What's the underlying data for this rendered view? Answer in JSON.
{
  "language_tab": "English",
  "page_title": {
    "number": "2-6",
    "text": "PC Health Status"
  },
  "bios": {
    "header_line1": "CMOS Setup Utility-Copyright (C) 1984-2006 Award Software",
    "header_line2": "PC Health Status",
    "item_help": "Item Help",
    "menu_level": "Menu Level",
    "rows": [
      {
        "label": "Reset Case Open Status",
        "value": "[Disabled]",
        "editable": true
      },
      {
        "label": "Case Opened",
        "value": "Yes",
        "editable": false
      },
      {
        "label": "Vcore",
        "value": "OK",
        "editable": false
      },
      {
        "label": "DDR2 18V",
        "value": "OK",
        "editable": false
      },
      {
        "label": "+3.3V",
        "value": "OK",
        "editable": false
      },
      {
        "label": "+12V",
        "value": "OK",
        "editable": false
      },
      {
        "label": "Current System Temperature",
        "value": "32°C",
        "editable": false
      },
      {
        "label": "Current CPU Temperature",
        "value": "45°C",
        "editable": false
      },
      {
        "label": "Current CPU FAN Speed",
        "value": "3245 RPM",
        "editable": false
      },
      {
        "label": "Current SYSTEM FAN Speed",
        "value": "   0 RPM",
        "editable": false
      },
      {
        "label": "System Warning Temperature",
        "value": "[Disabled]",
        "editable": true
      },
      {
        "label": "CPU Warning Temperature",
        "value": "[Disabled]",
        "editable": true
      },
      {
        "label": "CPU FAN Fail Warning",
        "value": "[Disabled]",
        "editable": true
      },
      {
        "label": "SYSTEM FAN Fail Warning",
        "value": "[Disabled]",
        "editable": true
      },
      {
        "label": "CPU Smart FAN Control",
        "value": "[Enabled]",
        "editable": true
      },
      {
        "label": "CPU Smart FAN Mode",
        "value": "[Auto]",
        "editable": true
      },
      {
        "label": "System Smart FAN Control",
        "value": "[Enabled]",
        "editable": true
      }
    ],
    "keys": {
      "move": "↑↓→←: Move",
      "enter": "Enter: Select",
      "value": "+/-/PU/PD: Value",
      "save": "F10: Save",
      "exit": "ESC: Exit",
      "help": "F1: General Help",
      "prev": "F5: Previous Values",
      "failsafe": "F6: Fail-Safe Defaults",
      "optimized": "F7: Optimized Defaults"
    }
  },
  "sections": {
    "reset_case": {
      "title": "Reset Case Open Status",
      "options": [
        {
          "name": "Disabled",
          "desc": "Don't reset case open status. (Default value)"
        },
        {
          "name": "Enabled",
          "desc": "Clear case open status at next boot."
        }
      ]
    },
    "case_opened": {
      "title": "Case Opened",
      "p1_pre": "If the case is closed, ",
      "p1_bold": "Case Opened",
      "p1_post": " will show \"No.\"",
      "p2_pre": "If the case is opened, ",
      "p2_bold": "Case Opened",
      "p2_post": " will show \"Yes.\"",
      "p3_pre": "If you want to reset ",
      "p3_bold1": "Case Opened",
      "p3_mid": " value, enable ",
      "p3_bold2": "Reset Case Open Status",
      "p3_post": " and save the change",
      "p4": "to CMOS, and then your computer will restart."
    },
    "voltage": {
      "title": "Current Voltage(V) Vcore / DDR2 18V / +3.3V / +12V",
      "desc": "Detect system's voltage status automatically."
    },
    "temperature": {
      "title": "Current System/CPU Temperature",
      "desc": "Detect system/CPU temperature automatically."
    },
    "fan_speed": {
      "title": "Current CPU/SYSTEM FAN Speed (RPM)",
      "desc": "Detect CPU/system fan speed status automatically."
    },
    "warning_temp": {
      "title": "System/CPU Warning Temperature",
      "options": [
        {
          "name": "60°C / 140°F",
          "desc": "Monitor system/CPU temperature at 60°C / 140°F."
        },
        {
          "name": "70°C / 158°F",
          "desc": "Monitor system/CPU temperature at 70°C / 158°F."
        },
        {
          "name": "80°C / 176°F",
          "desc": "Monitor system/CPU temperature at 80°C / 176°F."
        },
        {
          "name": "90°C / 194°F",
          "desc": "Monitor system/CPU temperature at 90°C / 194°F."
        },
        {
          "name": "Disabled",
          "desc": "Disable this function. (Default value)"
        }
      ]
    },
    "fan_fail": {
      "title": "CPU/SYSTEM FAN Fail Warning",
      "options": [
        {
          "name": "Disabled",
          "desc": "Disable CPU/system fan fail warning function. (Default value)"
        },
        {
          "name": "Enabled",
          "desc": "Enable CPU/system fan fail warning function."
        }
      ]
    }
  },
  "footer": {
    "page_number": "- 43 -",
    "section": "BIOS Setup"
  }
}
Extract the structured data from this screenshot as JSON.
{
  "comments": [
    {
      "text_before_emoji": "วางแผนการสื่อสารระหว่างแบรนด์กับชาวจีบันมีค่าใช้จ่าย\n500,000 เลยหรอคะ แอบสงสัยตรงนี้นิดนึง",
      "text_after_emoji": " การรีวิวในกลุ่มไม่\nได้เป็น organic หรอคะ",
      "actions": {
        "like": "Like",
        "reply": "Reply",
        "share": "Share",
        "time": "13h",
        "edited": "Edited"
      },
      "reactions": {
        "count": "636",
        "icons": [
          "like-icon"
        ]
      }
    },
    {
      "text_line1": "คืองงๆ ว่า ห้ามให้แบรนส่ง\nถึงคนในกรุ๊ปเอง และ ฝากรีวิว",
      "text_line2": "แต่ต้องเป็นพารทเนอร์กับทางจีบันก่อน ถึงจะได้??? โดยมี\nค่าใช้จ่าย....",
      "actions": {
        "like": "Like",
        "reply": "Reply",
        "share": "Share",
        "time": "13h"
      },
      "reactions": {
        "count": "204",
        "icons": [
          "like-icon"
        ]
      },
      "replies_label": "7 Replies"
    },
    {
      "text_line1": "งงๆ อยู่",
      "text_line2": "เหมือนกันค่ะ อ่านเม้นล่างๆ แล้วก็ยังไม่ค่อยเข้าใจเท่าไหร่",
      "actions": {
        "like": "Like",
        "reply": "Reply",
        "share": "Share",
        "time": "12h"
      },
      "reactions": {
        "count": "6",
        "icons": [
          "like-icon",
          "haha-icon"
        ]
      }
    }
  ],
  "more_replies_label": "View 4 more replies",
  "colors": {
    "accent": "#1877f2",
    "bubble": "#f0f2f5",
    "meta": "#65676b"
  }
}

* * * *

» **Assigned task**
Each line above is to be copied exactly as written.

» **Completed exercise**
What's the underlying data for this rendered view? Answer in JSON.
{
  "language_tab": "English",
  "page_title": {
    "number": "2-6",
    "text": "PC Health Status"
  },
  "bios": {
    "header_line1": "CMOS Setup Utility-Copyright (C) 1984-2006 Award Software",
    "header_line2": "PC Health Status",
    "item_help": "Item Help",
    "menu_level": "Menu Level",
    "rows": [
      {
        "label": "Reset Case Open Status",
        "value": "[Disabled]",
        "editable": true
      },
      {
        "label": "Case Opened",
        "value": "Yes",
        "editable": false
      },
      {
        "label": "Vcore",
        "value": "OK",
        "editable": false
      },
      {
        "label": "DDR2 18V",
        "value": "OK",
        "editable": false
      },
      {
        "label": "+3.3V",
        "value": "OK",
        "editable": false
      },
      {
        "label": "+12V",
        "value": "OK",
        "editable": false
      },
      {
        "label": "Current System Temperature",
        "value": "32°C",
        "editable": false
      },
      {
        "label": "Current CPU Temperature",
        "value": "45°C",
        "editable": false
      },
      {
        "label": "Current CPU FAN Speed",
        "value": "3245 RPM",
        "editable": false
      },
      {
        "label": "Current SYSTEM FAN Speed",
        "value": "   0 RPM",
        "editable": false
      },
      {
        "label": "System Warning Temperature",
        "value": "[Disabled]",
        "editable": true
      },
      {
        "label": "CPU Warning Temperature",
        "value": "[Disabled]",
        "editable": true
      },
      {
        "label": "CPU FAN Fail Warning",
        "value": "[Disabled]",
        "editable": true
      },
      {
        "label": "SYSTEM FAN Fail Warning",
        "value": "[Disabled]",
        "editable": true
      },
      {
        "label": "CPU Smart FAN Control",
        "value": "[Enabled]",
        "editable": true
      },
      {
        "label": "CPU Smart FAN Mode",
        "value": "[Auto]",
        "editable": true
      },
      {
        "label": "System Smart FAN Control",
        "value": "[Enabled]",
        "editable": true
      }
    ],
    "keys": {
      "move": "↑↓→←: Move",
      "enter": "Enter: Select",
      "value": "+/-/PU/PD: Value",
      "save": "F10: Save",
      "exit": "ESC: Exit",
      "help": "F1: General Help",
      "prev": "F5: Previous Values",
      "failsafe": "F6: Fail-Safe Defaults",
      "optimized": "F7: Optimized Defaults"
    }
  },
  "sections": {
    "reset_case": {
      "title": "Reset Case Open Status",
      "options": [
        {
          "name": "Disabled",
          "desc": "Don't reset case open status. (Default value)"
        },
        {
          "name": "Enabled",
          "desc": "Clear case open status at next boot."
        }
      ]
    },
    "case_opened": {
      "title": "Case Opened",
      "p1_pre": "If the case is closed, ",
      "p1_bold": "Case Opened",
      "p1_post": " will show \"No.\"",
      "p2_pre": "If the case is opened, ",
      "p2_bold": "Case Opened",
      "p2_post": " will show \"Yes.\"",
      "p3_pre": "If you want to reset ",
      "p3_bold1": "Case Opened",
      "p3_mid": " value, enable ",
      "p3_bold2": "Reset Case Open Status",
      "p3_post": " and save the change",
      "p4": "to CMOS, and then your computer will restart."
    },
    "voltage": {
      "title": "Current Voltage(V) Vcore / DDR2 18V / +3.3V / +12V",
      "desc": "Detect system's voltage status automatically."
    },
    "temperature": {
      "title": "Current System/CPU Temperature",
      "desc": "Detect system/CPU temperature automatically."
    },
    "fan_speed": {
      "title": "Current CPU/SYSTEM FAN Speed (RPM)",
      "desc": "Detect CPU/system fan speed status automatically."
    },
    "warning_temp": {
      "title": "System/CPU Warning Temperature",
      "options": [
        {
          "name": "60°C / 140°F",
          "desc": "Monitor system/CPU temperature at 60°C / 140°F."
        },
        {
          "name": "70°C / 158°F",
          "desc": "Monitor system/CPU temperature at 70°C / 158°F."
        },
        {
          "name": "80°C / 176°F",
          "desc": "Monitor system/CPU temperature at 80°C / 176°F."
        },
        {
          "name": "90°C / 194°F",
          "desc": "Monitor system/CPU temperature at 90°C / 194°F."
        },
        {
          "name": "Disabled",
          "desc": "Disable this function. (Default value)"
        }
      ]
    },
    "fan_fail": {
      "title": "CPU/SYSTEM FAN Fail Warning",
      "options": [
        {
          "name": "Disabled",
          "desc": "Disable CPU/system fan fail warning function. (Default value)"
        },
        {
          "name": "Enabled",
          "desc": "Enable CPU/system fan fail warning function."
        }
      ]
    }
  },
  "footer": {
    "page_number": "- 43 -",
    "section": "BIOS Setup"
  }
}
Extract the structured data from this screenshot as JSON.
{
  "comments": [
    {
      "text_before_emoji": "วางแผนการสื่อสารระหว่างแบรนด์กับชาวจีบันมีค่าใช้จ่าย\n500,000 เลยหรอคะ แอบสงสัยตรงนี้นิดนึง",
      "text_after_emoji": " การรีวิวในกลุ่มไม่\nได้เป็น organic หรอคะ",
      "actions": {
        "like": "Like",
        "reply": "Reply",
        "share": "Share",
        "time": "13h",
        "edited": "Edited"
      },
      "reactions": {
        "count": "636",
        "icons": [
          "like-icon"
        ]
      }
    },
    {
      "text_line1": "คืองงๆ ว่า ห้ามให้แบรนส่ง\nถึงคนในกรุ๊ปเอง และ ฝากรีวิว",
      "text_line2": "แต่ต้องเป็นพารทเนอร์กับทางจีบันก่อน ถึงจะได้??? โดยมี\nค่าใช้จ่าย....",
      "actions": {
        "like": "Like",
        "reply": "Reply",
        "share": "Share",
        "time": "13h"
      },
      "reactions": {
        "count": "204",
        "icons": [
          "like-icon"
        ]
      },
      "replies_label": "7 Replies"
    },
    {
      "text_line1": "งงๆ อยู่",
      "text_line2": "เหมือนกันค่ะ อ่านเม้นล่างๆ แล้วก็ยังไม่ค่อยเข้าใจเท่าไหร่",
      "actions": {
        "like": "Like",
        "reply": "Reply",
        "share": "Share",
        "time": "12h"
      },
      "reactions": {
        "count": "6",
        "icons": [
          "like-icon",
          "haha-icon"
        ]
      }
    }
  ],
  "more_replies_label": "View 4 more replies",
  "colors": {
    "accent": "#1877f2",
    "bubble": "#f0f2f5",
    "meta": "#65676b"
  }
}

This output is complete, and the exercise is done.